A father-and-daughter reunion that took 40 years all started with Cande Coulter sending Dan Bowers a letter and hoping for the best.
Coulter and Bowers shared on TODAY with Hoda & Jenna ahead of Father's Day how a box of Bowers' memorabilia left for Coulter by her late mother prompted her to reach out to her father after decades apart.
The mother of three wrote a letter to Bowers in 2014 after sifting through a box of photos and newspaper clippings about his service in the Vietnam War that was left to her after her mother's death in 2011. It also contained an address to reach him.
"I just basically told him where I was living, that I had three children, and I was married and happy," Coulter said. "And with my father going into the Vietnam War, I told him, I said, 'I can't fathom sending my son to war, and how that would affect him once he came home,' and that if you wanted to talk to me, I would love to talk to you."
Coulter, whose story was first shared by the Ames Tribune, had not seen Bowers since she was about 4, when Bowers and her mother divorced. She had grown up in a happy household in Indiana with her mother and stepfather but always felt the void of not having Bowers in her life.
That all changed when she mailed the letter. Four days later, she got a phone call from her father, who said she started "chattering like a chipmunk" after they broke through the initial awkwardness.
"I am very grateful that my dad received the letter with an open heart," she said.
Bowers then visited Coulter and her family for Thanksgiving in 2014. At 43 years old, Coulter reconnected with her father.
"That was the moment," Bowers said. "And I can still see her. She started walking. First a normal walk, a long hallway.
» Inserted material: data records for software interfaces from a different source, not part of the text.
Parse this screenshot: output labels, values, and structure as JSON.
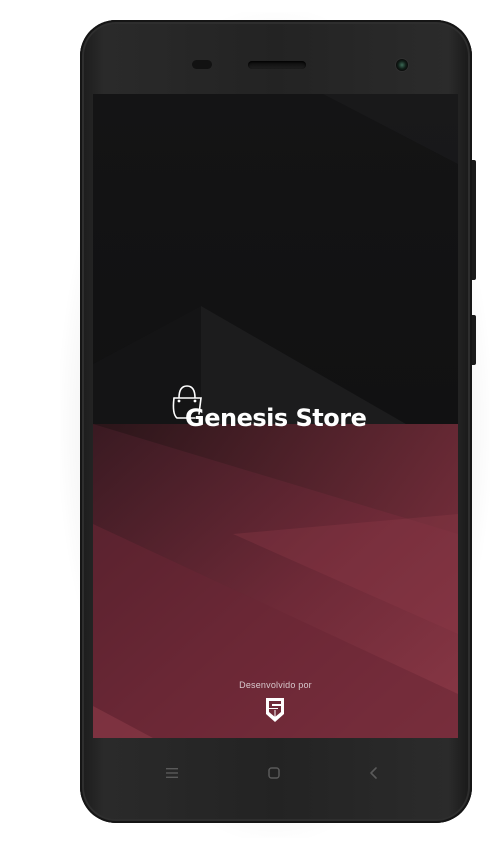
{
  "app": {
    "title": "Genesis Store"
  },
  "splash": {
    "brand_name": "Genesis Store",
    "developed_by_label": "Desenvolvido por",
    "logo_icon": "shopping-bag-icon",
    "developer_logo_icon": "shield-logo-icon"
  },
  "navigation_bar": {
    "buttons": [
      {
        "name": "menu",
        "icon": "menu-icon"
      },
      {
        "name": "home",
        "icon": "home-icon"
      },
      {
        "name": "back",
        "icon": "back-icon"
      }
    ]
  },
  "colors": {
    "screen_background": "#0f0f10",
    "accent_wine": "#7d2f3f",
    "phone_body": "#232323",
    "text_primary": "#ffffff"
  }
}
And she started walking faster, then she started running, and she leaped into my arms.
"That's where it's been. Everything's in one aspect. It's like I've never lost her. I've always been with her. People make mistakes."
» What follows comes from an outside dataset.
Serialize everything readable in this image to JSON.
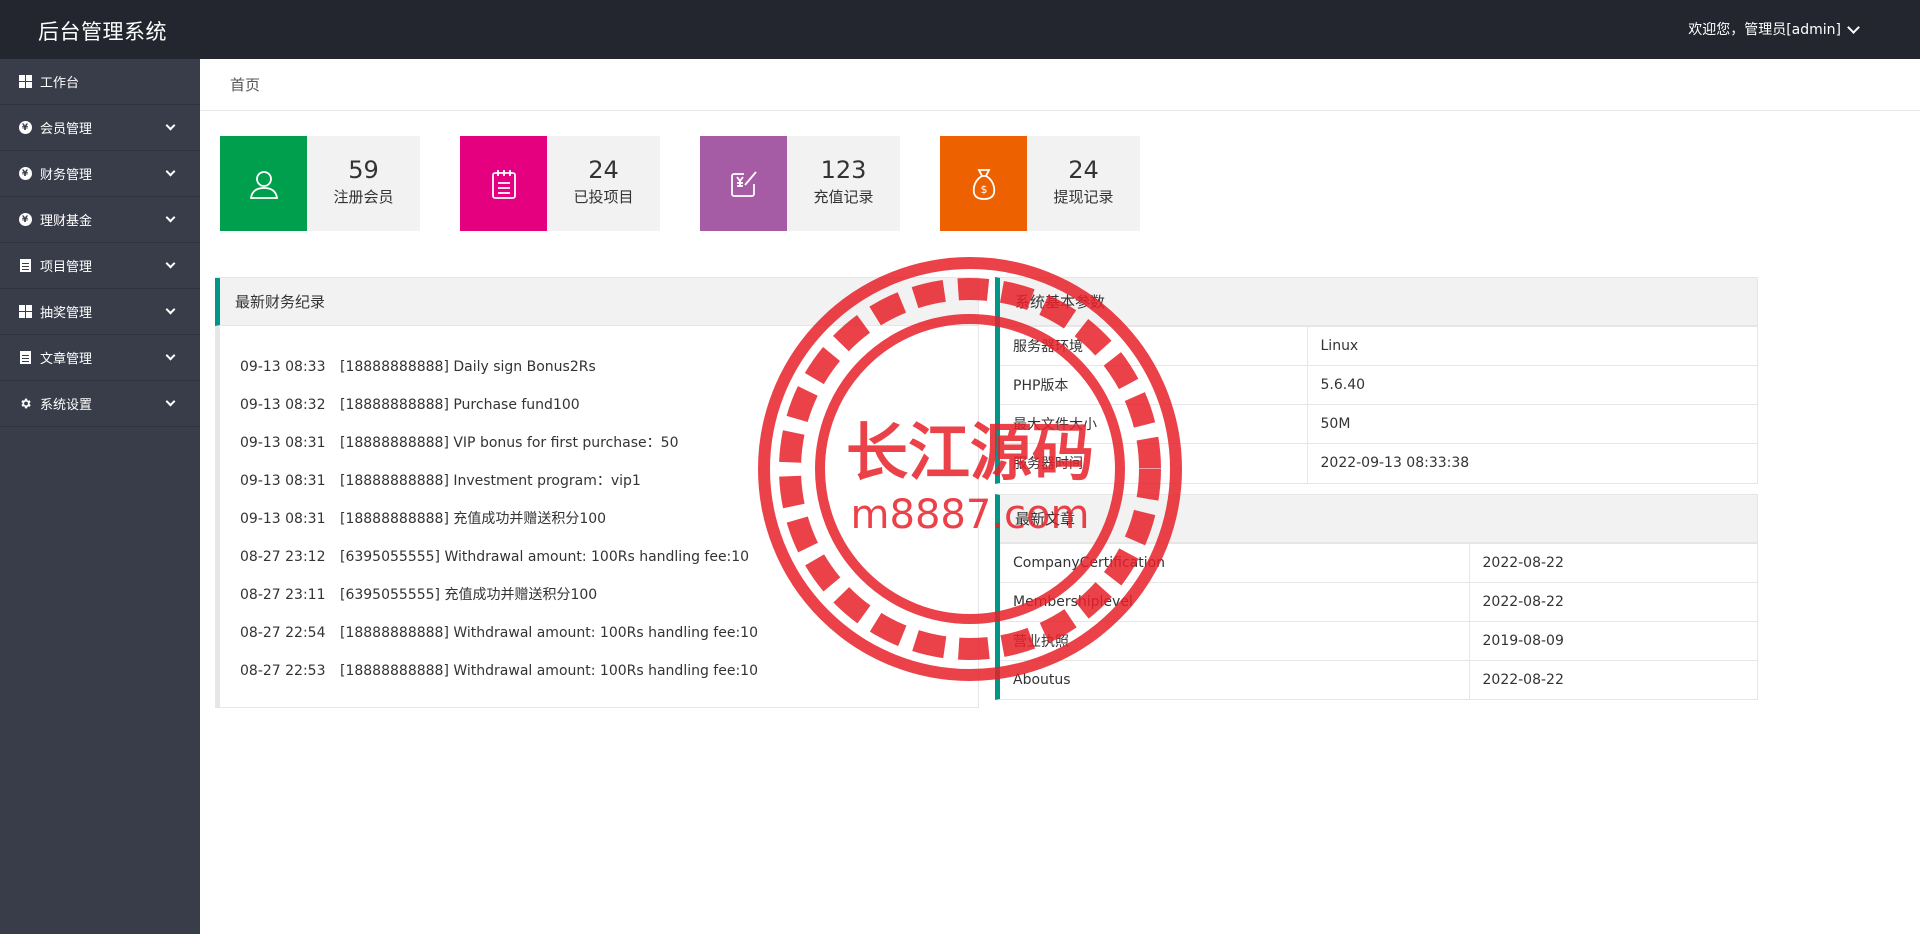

Bowers had struggled to adjust to life after coming home from the Vietnam War in 1968, prompting the divorce.
"Well, it was, for me, actually, there was always a void, not having Cande around," Bowers said. "But under the circumstances, a lot of things couldn't be avoided."
Coulter's treatment for Hodgkin's lymphoma in 1999 gave her more sympathy for what her father endured.
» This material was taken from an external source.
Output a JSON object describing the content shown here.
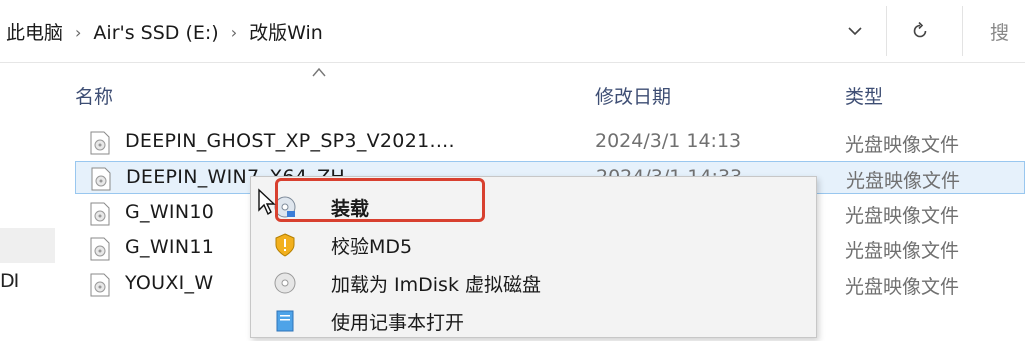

"When you go through something that is just such a small part of your life, and how that small piece just changes the trajectory of how you think, how you feel, on one hand, you're grateful that you're alive," she said. "On the other hand, you still battle with the memories of what you went through.
"For dad, his war for me, it's survivor's guilt. So I think that while our lives are very different, in what we went through, that parallel common thing for us, runs deep."
It took three years after Coulter first saw the box of photos and articles about her father for her to decide to write the letter.
"The box was something that just infuriated me," she said. "I wanted to throw it away, honestly. I asked my husband to throw it away — and he would not — mainly because I was frustrated because they had no answers."
The man who seemed mysterious for so long now shares a common love with his daughter. Bowers is a touring country musician, while Coulter grew up singing in high school and the church.
Their shared love of music converged in a poignant moment when she surprised her father onstage to sing "Amazing Grace/My Chains are Gone" at a festival in Macon, Missouri, according to the Ames Tribune.
Coulter then had another heartwarming moment when her father, who is based in Pocahontas, Arkansas, traveled to Story City, Iowa, on June 10 to perform at Simply Mae's Cafe & Boutique. The business is owned by Coulter and her daughter, Jessi.
"Anytime that I've gone to a festival or watch dad play, I often am just kind of in awe that I'm sitting there watching what's playing out in front of me,` because I have memories as a child," Coulter said. "So just to be able to be an adult and have all this back in my life again, it's just a joy to watch."
Bowers is now part of the lives of his daughter, grandchildren and great-children.
"It is about forgiveness," Bowers said. "I had to forgive myself."
"It doesn't matter what we didn't share in the past, but what's more important is what we share from this point forward," Coulter said.
"That's right," Bowers said.